LGBTQ+ inclusive, trauma-informed teaching guidebook launches
Content warning: This article contains references to gender and power-based violence.
The USC Campus Coordinated Response Team developed a guidebook on trauma-informed, culturally sensitive and inclusive teaching practices for LGBTQIA+ students at the University. The team was led by co-principal investigators Brenda Ingram, director of Relationship and Sexual Violence Prevention and Services at USC Student Health, and associate professor of clinical preventive medicine at the Keck School of Medicine of USC, and Mellissa Withers, director of the Global Health Program of the Association of Pacific Rim Universities. Students, professors and staff from offices including RSVP and the LGBTQ+ Student Center were included in the writing and editing process.

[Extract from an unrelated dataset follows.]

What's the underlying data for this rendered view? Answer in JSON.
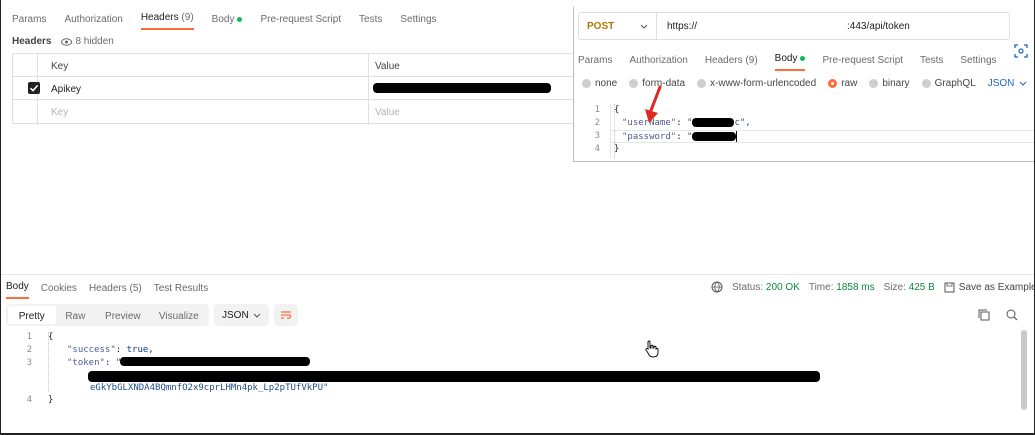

The guidebook seeks to help faculty members and teaching assistants create safe and inclusive learning environments for LGBTQIA+ students, as well as help support students who have been victims of gender and power-based harm, said RSVP assistant director Debbie Schleicher. The document offers guidelines for classroom introductions and LGBTQIA+ inclusive teaching practices, among other resources.

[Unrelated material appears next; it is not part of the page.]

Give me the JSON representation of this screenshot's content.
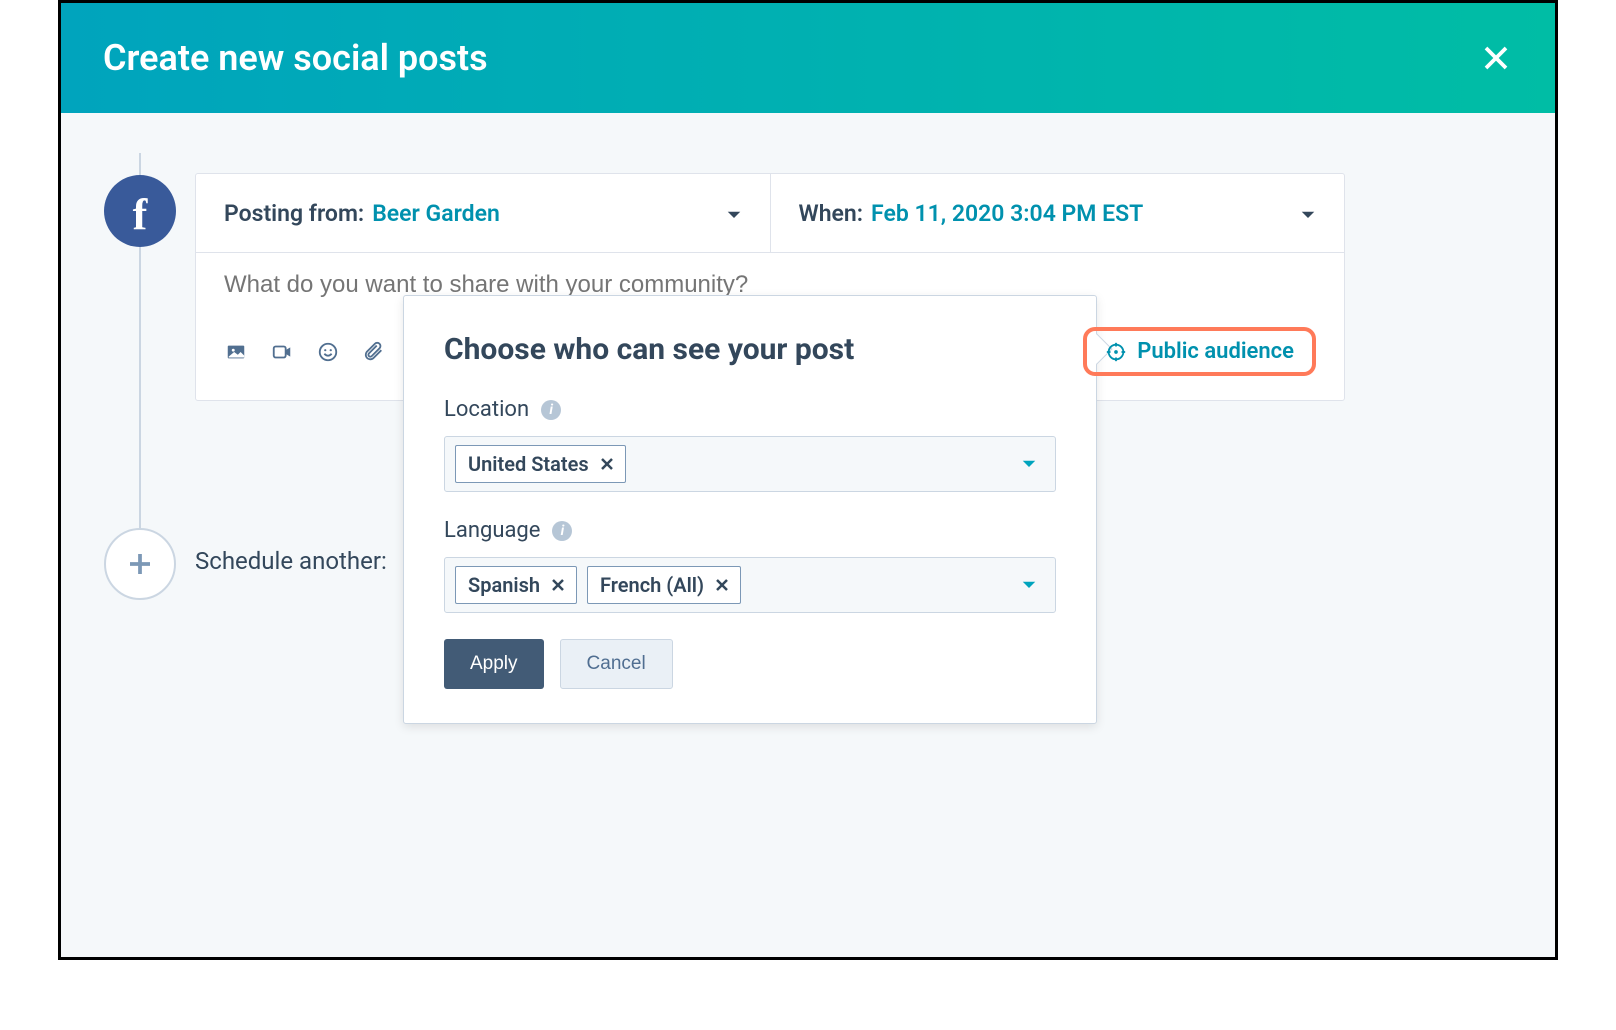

“We want to make sure that [faculty members and TAs] on campus feel well-equipped to respond to survivors and are well-equipped to make sure that their classrooms are not engaging in any harm,” Schleicher said.

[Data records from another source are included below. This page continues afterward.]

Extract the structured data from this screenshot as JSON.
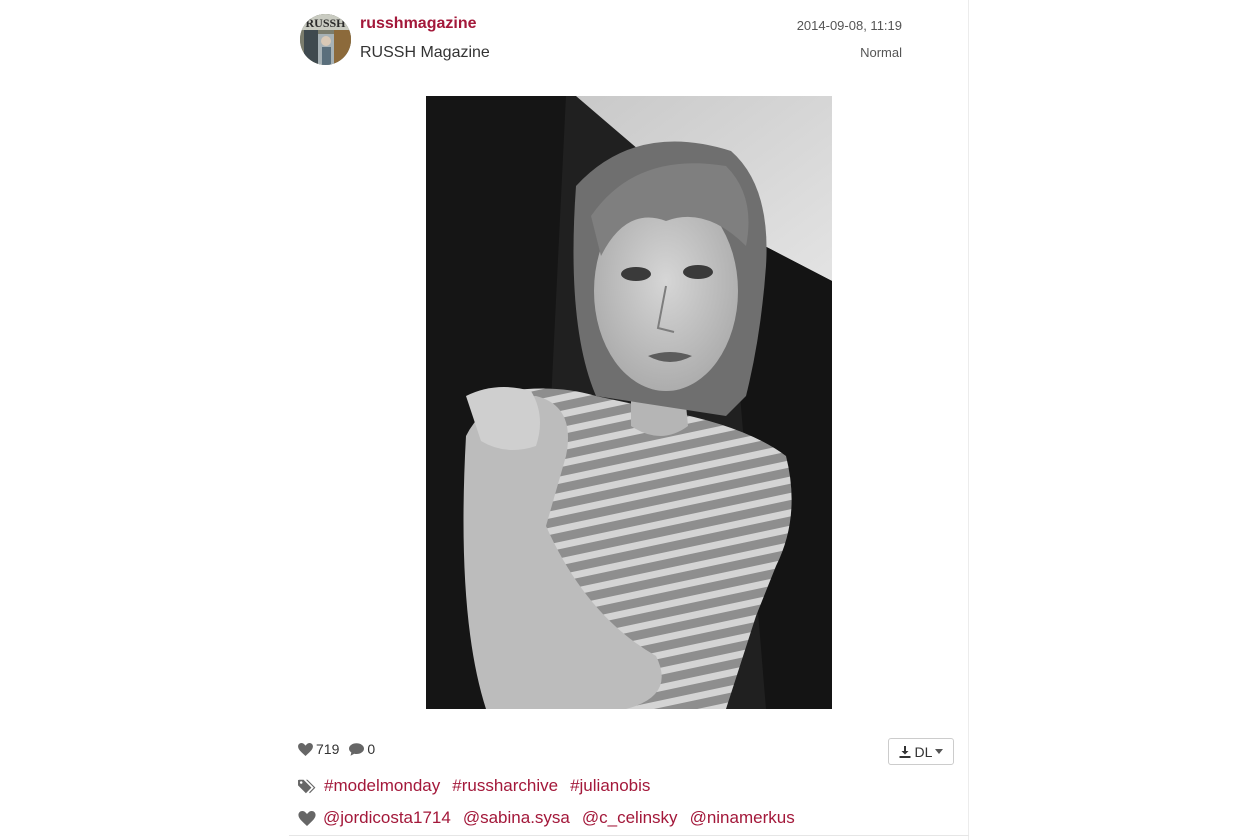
{
  "post": {
    "username": "russhmagazine",
    "full_name": "RUSSH Magazine",
    "timestamp": "2014-09-08, 11:19",
    "filter": "Normal",
    "avatar_label": "RUSSH",
    "likes": "719",
    "comments": "0"
  },
  "download": {
    "label": "DL"
  },
  "hashtags": [
    "#modelmonday",
    "#russharchive",
    "#julianobis"
  ],
  "mentions": [
    "@jordicosta1714",
    "@sabina.sysa",
    "@c_celinsky",
    "@ninamerkus"
  ],
  "icons": {
    "avatar": "magazine-cover-avatar",
    "likes": "heart-icon",
    "comments": "comment-bubble-icon",
    "download": "download-icon",
    "dropdown": "caret-down-icon",
    "tags": "tags-icon",
    "mentions": "heart-icon"
  },
  "colors": {
    "accent": "#a3183a",
    "text": "#333333",
    "muted": "#555555",
    "border": "#cccccc"
  }
}
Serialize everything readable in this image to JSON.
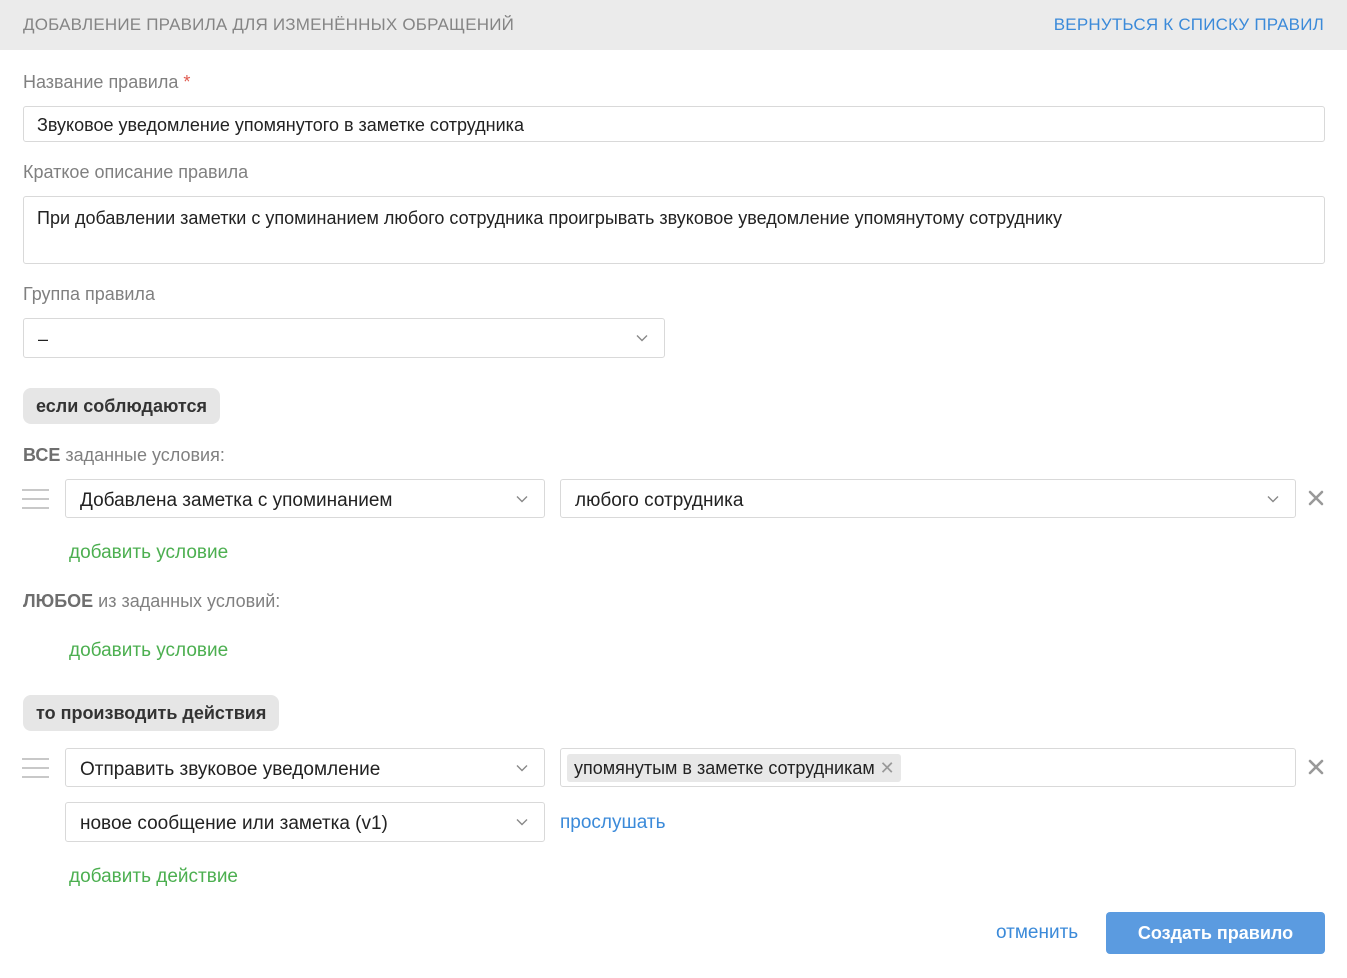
{
  "header": {
    "title": "ДОБАВЛЕНИЕ ПРАВИЛА ДЛЯ ИЗМЕНЁННЫХ ОБРАЩЕНИЙ",
    "back_link": "ВЕРНУТЬСЯ К СПИСКУ ПРАВИЛ"
  },
  "form": {
    "name_label": "Название правила",
    "required_mark": "*",
    "name_value": "Звуковое уведомление упомянутого в заметке сотрудника",
    "description_label": "Краткое описание правила",
    "description_value": "При добавлении заметки с упоминанием любого сотрудника проигрывать звуковое уведомление упомянутому сотруднику",
    "group_label": "Группа правила",
    "group_value": "–"
  },
  "conditions": {
    "section_label": "если соблюдаются",
    "all_keyword": "ВСЕ",
    "all_suffix": "заданные условия:",
    "all_items": [
      {
        "field": "Добавлена заметка с упоминанием",
        "value": "любого сотрудника"
      }
    ],
    "any_keyword": "ЛЮБОЕ",
    "any_suffix": "из заданных условий:",
    "add_condition": "добавить условие"
  },
  "actions": {
    "section_label": "то производить действия",
    "items": [
      {
        "action": "Отправить звуковое уведомление",
        "recipient_tag": "упомянутым в заметке сотрудникам",
        "sound": "новое сообщение или заметка (v1)",
        "listen": "прослушать"
      }
    ],
    "add_action": "добавить действие"
  },
  "footer": {
    "cancel": "отменить",
    "submit": "Создать правило"
  },
  "colors": {
    "accent_blue": "#3b8ad9",
    "primary_button": "#5b9be0",
    "add_link_green": "#4caf50",
    "required_red": "#e05a4f",
    "header_bg": "#ebebeb"
  },
  "icons": [
    "chevron-down-icon",
    "drag-handle-icon",
    "close-icon"
  ]
}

Recently published on the Center for Excellence in Teaching at USC website, the guidebook was created over the past year and a half. One of the challenges the creators faced was deciding what to include, since the topic was broad but the document had to be digestible, Withers said. The final decisions of what to include were made after various editing rounds and discussions.
Journey Rahman, a rising senior majoring in human biology, participated in the editing process. They had an initial interview with Withers in which they discussed sexual violence in LGBTQIA+ relationships. As part of the student focus group, they made edits to the guidebook and discussed their edits with one another, Rahman said.
“I liked that [the CCRT] was acknowledging the fact that LGBTQ people are the best sources for information on our experiences,” Rahman said. “It was really good to feel valued as a member of the community and to also see and work with other LGBTQ leaders on campus.”
While faculty can already access the guidebook online, the CCRT will promote it in the time leading up to the fall 2022 semester and will lead a series of webinars. The webinars, which will be recorded, will highlight important aspects of the guidebook for faculty members that do not have time to read the whole document, Schleicher said.
“We would love ideally for everyone to [read the guidebook or attend a webinar], but we also want to make it digestible and easy for people to take away the key components of it,” Schleicher said.
A lot of the data the guidebook uses comes from the 2019 AAU Campus Climate on Sexual Assault and Misconduct Survey, as well as the 2020 USC Student Wellbeing Survey. To maintain the relevance and accuracy of the guidebook, topics including resources and terminology will be updated at least annually following the collection of new data from these studies, Schleicher said.
The collaborative nature of the process and the input of everyone involved were integral to the success of the project, Withers said. She enjoyed hearing about the participants’ desire for the guidebook and its expected impact on faculty training.
“Small changes or changes that aren’t going to be difficult to implement can really matter a lot to our LGBTQ student population,” Withers said.
If faculty or teaching assistants observe someone persistently misgendering a student after being made aware of their pronouns, they should report it to the Office for Equity, Equal Opportunity, and Title IX as designated employees.